In a departure from budgets of years past, California Gov. Jerry Brown this year is not proposing dramatic cuts to programs for the poor, aged and disabled. Instead, there are even creep-backs in funding for programs previously battered, such as welfare-to-work initiatives and pay for home health-care workers.
"The high level good news is there are no cuts," California Health and Human Services Secretary Diana Dooley said in a conference call with reporters shortly after the budget proposal was released Thursday.
Central to the state's safety net challenge in the coming year is the roll-out of federal health care reforms, which in California will significantly expand the Medi-Cal program to include new populations previously uninsured. Brown's budget proposal sets aside an initial $350 million from the general fund to begin addressing the expansion of the program, now serving one out of every five residents. Under the Affordable Care Act, the federal government will provide much -- but not all -- of the funding for the expansion of care costs.
Still to come are decisions about whether the expansion will be county-based, or state-based, and so far there are major gaps in the data required to make such a decision, Dooley said.

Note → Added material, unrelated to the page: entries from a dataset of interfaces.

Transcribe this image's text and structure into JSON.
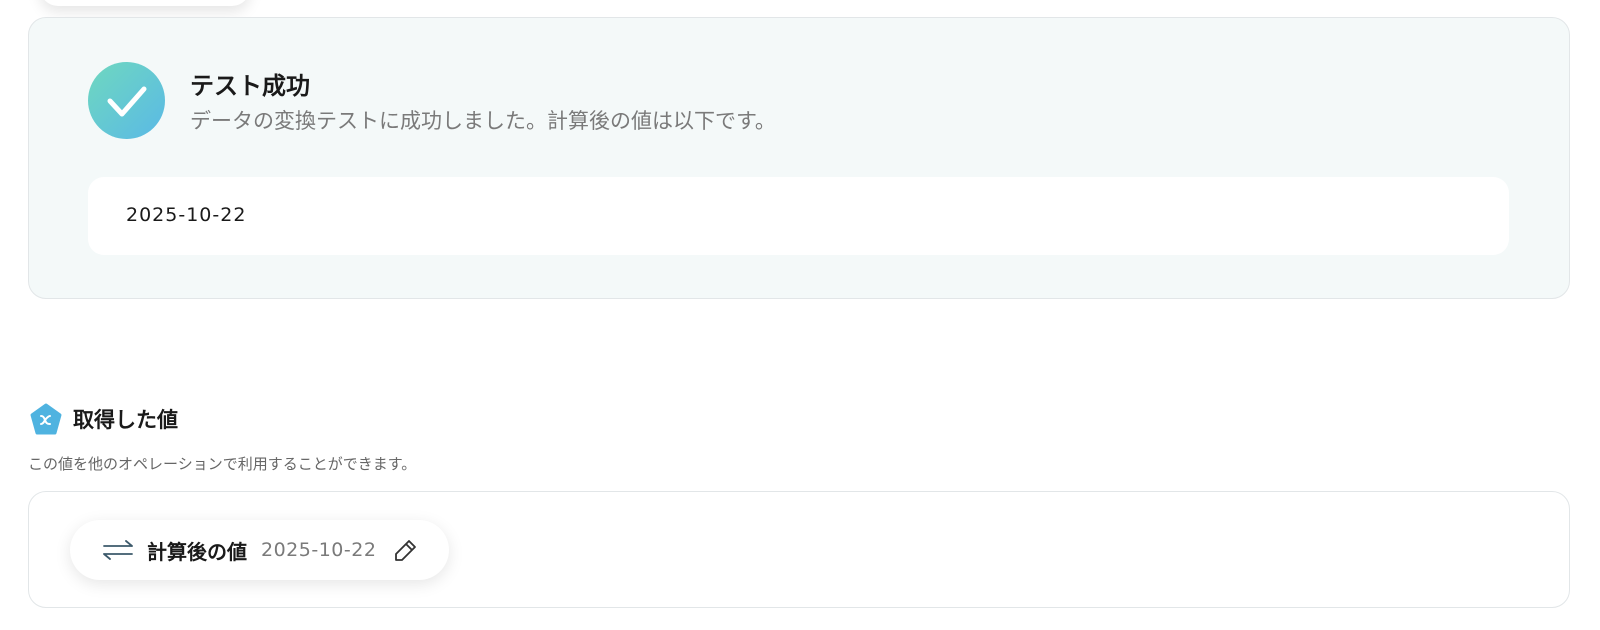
{
  "test_result": {
    "title": "テスト成功",
    "message": "データの変換テストに成功しました。計算後の値は以下です。",
    "value": "2025-10-22",
    "icon": "check-circle-icon",
    "accent_colors": [
      "#6fd8bf",
      "#5ab9e6"
    ]
  },
  "retrieved_values": {
    "title": "取得した値",
    "description": "この値を他のオペレーションで利用することができます。",
    "icon": "variable-icon",
    "items": [
      {
        "label": "計算後の値",
        "value": "2025-10-22",
        "icon": "swap-arrows-icon",
        "action_icon": "pencil-edit-icon"
      }
    ]
  }
}
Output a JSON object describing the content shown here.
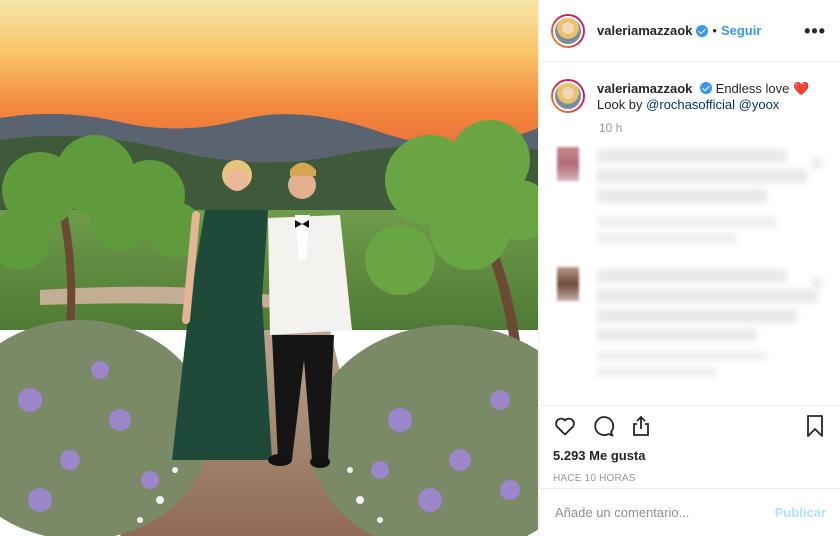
{
  "post": {
    "username": "valeriamazzaok",
    "follow_label": "Seguir",
    "separator": "•",
    "more_label": "•••"
  },
  "caption": {
    "username": "valeriamazzaok",
    "text": "Endless love",
    "emoji": "❤️",
    "look_by": "Look by",
    "mention_1": "@rochasofficial",
    "mention_2": "@yoox",
    "time": "10 h"
  },
  "actions": {
    "icons": [
      "heart-icon",
      "comment-icon",
      "share-icon",
      "bookmark-icon"
    ],
    "likes": "5.293 Me gusta",
    "timestamp": "HACE 10 HORAS"
  },
  "comment_box": {
    "placeholder": "Añade un comentario...",
    "publish_label": "Publicar"
  },
  "colors": {
    "accent": "#3897f0",
    "publish_disabled": "#b2dffc",
    "text": "#262626",
    "muted": "#999999"
  }
}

It remains unknown, for example, just how many people beyond the current 8 million Medi-Cal recipients would be eligible under the expanded program.
On the social services front, Brown's administration proposes $19.5
The budget blueprint also provides for slight increases in funding for another previously battered program -- In-Home Supportive Services -- which provides domestic-based care and transportation for more than 400,000 low-income aged, blind, and disabled residents.
In yet another turnaround, the state will also increase, rather than decrease, the amount of cash payments for aged, blind and disabled people in need of Supplemental Security Income benefits for basic needs and living expenses.
Despite the lack of cuts, the budget plan was seen as a frustration and missed opportunity by many who rallied up and down the state Thursday morning as the budget was released, including roughly 30 mothers, seniors and disabled people who protested outside the Gardner Health Center, a publicly funded clinic in San Jose.
"The poor people in California and people who depend on these services have paid for us dearly getting to this point," said Pete Woiwode, an organizer with the California Partnership, a network of health and human service agencies. "Yes, we were relieved there's a smaller budget deficit; we're relieved that there are no deeper cuts this year. But after $15 billion in cuts since 2008, the governor needs to start restoring, rebuilding and reinvesting the programs that were cut."
Contact Karen de Sá at 408-920-5781.